Now it’s over twenty years after the Manifesto was released, and it remains up-to-date, being the most comprehensive set of rules for all the Agile software development best practices. The details can, of course, differ slightly, depending which exactly you have adopted in your company. First, let’s take a look at twelve principles behind the Agile Manifesto:
- Our highest priority is to satisfy the customer through early and continuous delivery of valuable software.
- Welcome changing requirements, even late in development. Agile processes harness change for the customer’s competitive advantage.
- Deliver working software frequently, from a couple of weeks to a couple of months, with a preference to the shorter timescale.
- Business people and developers must work together daily throughout the project.
- Build projects around motivated individuals. Give them the environment and support they need, and trust them to get the job done.
- The most efficient and effective method of conveying information to and within a development team is face-to-face conversation.
- Working software is the primary measure of progress.
- Agile processes promote sustainable development. The sponsors, developers, and users should be able to maintain a constant pace indefinitely.
- Continuous attention to technical excellence and good design enhances agility.
- Simplicity–the art of maximizing the amount of work not done–is essential.
- The best architectures, requirements, and designs emerge from self-organizing teams.
- At regular intervals, the team reflects on how to become more effective, then tunes and adjusts its behavior accordingly.
From this list, we can derive the Agile project management best practices that can be applied. The first and most important would be to closely collaborate with your customer, which helps with continuous improvement of the end product – even if it differs from initial conceptions, it is better suited to the needs. Another of Agile development best practices would be day to day communication of team members, that helps find solutions for problems and keep high levels of individual motivation and productivity.
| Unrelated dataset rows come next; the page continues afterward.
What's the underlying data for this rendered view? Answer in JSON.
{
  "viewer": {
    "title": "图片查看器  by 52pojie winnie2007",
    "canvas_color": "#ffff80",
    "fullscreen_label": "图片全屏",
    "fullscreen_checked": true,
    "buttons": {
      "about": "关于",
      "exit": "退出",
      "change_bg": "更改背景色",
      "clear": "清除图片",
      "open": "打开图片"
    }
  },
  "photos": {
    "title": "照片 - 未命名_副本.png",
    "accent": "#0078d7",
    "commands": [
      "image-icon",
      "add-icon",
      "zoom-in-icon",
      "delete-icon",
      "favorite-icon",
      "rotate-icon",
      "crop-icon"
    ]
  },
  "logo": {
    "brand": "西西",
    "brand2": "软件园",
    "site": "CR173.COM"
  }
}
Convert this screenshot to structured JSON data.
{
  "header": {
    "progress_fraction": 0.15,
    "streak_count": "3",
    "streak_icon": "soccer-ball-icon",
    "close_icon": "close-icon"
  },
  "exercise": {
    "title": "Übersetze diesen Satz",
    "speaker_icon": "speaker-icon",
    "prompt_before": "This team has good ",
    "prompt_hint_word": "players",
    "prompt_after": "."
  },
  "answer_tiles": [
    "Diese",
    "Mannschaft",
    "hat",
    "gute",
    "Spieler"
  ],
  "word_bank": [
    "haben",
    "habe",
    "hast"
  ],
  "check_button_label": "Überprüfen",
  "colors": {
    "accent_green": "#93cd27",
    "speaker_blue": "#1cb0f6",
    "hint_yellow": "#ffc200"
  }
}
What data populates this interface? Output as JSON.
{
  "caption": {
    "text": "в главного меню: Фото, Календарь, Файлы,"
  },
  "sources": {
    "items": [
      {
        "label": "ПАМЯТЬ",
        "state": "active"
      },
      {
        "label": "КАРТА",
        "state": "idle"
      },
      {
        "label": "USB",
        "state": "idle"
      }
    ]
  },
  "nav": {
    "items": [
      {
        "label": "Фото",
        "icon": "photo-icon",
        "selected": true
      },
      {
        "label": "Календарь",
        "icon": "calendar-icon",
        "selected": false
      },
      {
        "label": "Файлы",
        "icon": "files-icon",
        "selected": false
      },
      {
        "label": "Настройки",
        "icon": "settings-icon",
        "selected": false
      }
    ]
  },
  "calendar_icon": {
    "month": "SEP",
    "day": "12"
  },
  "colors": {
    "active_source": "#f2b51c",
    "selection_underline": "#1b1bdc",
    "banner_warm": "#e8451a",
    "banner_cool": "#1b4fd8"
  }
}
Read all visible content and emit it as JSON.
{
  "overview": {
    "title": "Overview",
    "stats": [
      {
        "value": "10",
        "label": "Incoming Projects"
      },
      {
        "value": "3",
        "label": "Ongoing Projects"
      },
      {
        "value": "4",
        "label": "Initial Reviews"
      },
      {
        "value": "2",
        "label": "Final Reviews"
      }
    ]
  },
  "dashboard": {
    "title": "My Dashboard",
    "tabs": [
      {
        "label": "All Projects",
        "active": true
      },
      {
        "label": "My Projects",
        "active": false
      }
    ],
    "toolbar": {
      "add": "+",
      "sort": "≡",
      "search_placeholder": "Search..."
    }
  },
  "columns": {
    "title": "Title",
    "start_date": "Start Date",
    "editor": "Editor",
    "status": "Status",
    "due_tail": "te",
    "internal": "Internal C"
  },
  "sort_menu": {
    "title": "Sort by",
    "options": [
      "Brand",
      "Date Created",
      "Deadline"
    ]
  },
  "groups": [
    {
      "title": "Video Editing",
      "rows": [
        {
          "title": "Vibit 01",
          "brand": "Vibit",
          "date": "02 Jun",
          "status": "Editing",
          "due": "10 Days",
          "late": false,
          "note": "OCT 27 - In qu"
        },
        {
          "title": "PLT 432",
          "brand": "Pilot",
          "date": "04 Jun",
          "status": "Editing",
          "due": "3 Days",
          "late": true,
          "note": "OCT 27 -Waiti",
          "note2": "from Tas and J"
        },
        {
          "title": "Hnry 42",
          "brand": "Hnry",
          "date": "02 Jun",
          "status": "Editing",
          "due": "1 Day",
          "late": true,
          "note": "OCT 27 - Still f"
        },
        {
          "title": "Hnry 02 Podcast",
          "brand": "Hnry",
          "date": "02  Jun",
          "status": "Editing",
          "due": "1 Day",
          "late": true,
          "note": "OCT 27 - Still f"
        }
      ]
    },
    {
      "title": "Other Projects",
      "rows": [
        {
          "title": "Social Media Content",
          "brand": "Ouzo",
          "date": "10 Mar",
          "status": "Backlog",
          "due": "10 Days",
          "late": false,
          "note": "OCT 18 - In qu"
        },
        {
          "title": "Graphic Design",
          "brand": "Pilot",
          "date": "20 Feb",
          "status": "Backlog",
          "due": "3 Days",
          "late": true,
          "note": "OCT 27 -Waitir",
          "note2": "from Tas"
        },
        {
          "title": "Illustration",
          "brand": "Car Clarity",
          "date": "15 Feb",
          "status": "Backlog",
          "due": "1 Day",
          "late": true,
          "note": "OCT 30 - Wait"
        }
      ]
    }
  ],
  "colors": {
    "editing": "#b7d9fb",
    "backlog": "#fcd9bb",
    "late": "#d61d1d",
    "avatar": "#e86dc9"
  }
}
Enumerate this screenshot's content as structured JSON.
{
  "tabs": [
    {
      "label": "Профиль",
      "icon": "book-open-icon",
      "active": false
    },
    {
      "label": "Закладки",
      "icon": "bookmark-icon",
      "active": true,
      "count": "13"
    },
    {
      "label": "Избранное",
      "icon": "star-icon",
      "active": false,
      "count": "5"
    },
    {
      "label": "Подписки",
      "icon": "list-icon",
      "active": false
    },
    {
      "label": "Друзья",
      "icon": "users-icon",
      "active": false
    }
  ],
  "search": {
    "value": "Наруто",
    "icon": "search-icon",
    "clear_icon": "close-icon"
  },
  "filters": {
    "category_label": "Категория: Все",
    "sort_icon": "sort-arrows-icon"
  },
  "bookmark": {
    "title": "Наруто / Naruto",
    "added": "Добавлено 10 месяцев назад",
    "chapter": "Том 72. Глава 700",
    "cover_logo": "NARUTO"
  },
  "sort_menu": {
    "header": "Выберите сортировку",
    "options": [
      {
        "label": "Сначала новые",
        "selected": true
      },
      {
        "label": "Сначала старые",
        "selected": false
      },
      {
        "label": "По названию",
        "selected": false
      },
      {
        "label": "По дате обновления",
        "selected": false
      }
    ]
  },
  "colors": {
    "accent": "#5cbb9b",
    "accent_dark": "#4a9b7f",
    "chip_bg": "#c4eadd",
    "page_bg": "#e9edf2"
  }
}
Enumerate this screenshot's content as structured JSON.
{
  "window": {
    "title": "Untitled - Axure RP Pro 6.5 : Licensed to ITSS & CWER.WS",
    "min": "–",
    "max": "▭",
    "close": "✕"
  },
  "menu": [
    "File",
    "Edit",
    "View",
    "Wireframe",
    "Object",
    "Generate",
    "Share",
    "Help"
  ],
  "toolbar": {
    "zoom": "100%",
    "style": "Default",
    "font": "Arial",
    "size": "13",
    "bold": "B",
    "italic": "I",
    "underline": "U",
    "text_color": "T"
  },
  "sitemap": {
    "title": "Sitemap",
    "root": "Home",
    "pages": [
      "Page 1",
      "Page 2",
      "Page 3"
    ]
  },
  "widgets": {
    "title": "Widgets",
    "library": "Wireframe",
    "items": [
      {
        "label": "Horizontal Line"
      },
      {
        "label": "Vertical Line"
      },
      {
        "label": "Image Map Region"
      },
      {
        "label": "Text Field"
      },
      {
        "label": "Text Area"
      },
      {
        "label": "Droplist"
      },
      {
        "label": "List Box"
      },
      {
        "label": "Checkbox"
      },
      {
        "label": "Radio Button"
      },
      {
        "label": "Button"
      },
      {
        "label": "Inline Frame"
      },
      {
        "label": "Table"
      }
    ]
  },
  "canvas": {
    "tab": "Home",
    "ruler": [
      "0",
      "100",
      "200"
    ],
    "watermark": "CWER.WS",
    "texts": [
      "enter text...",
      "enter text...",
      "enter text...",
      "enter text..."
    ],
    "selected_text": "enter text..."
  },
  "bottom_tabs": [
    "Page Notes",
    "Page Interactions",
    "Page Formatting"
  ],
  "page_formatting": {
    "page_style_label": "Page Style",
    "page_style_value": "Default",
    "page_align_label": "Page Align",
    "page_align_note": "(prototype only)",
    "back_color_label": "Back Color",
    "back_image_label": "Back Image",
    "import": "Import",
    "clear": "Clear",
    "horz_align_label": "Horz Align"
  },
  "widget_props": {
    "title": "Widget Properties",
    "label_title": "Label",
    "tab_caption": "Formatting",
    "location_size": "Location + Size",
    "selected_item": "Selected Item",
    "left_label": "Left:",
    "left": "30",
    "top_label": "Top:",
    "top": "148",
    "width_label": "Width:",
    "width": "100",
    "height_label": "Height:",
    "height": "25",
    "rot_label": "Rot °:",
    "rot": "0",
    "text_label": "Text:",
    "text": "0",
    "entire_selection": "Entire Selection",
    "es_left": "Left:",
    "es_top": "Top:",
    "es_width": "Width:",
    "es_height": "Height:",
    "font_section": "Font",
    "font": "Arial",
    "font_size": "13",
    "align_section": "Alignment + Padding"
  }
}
An important rule to apply in Agile is to promote face-to-face communication, both inside the development team and with your customer. Such approach helps build much needed trust and helps find solutions to the problems as well as new ideas quickly. This is a part of building a self-organizing team, which does not need close supervising, splitting tasks and promoting confidence in team member’s input to the project.
The last one of the overall good practices would be to reflect on team effectiveness and improve. This might be implemented in most methodologies according to one of the best practices in Scrum – where in a team retrospective after development iteration each member suggests, what the team should start, stop or continue doing. When such suggestions are applied, they help improve the performance on next stages of current projects and better organize projects, that the team would realize in the future.
Staying with Scrum for a while, it is good to point out the best practices in this framework. The role of Scrum Master is generally well understood: to support Product Owner in management of the Product Backlog, to help overcome obstacles that the Sctum Team meets and to encourage deeper implementation and understanding of Scrum on all levels of organization. What is sometimes overlooked is that a Scrum Master should excel both in technical and social skills, and be empathetic as well as open-minded.
In Scrum and several others Agile framework, the workflow is organized in short (usually two weeks long) Sprints. Some companies tend to forget, that Sprint Planning should be split in three separate elements, which can be summed up in simple questions: Why? What? and How? Such approach helps team members understand the upcoming tasks and their role in a big picture, which helps in finding ideas and solutions to occurring problems.
Such understanding of a project’s big picture and the role of individual tasks can also be achieved with introduction of user stories. They are intended to describe end-product features from the perspective of its user or customer. You build the story, deciding on its main character, expressing their needs and suggesting what could possibly solve the problem.